• Work item: Across the listing, the lines that include "this" must be tallied and reported as a bare number.

======== Information given ========

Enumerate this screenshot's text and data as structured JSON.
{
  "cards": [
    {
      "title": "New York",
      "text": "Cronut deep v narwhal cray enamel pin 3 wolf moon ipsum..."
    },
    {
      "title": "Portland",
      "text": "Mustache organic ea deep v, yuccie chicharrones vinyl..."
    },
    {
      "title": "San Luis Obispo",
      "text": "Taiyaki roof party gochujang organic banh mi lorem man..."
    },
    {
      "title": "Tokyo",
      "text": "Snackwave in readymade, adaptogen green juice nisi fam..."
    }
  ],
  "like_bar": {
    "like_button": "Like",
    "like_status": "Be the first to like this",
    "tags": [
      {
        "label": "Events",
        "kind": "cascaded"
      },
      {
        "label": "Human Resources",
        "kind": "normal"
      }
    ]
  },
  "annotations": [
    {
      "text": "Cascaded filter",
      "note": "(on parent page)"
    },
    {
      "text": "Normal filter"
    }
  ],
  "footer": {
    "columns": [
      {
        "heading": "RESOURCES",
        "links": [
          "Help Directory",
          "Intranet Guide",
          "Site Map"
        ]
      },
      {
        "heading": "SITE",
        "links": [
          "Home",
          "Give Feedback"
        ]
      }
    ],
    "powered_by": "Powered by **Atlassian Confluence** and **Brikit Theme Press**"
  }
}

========

• Written solution: 2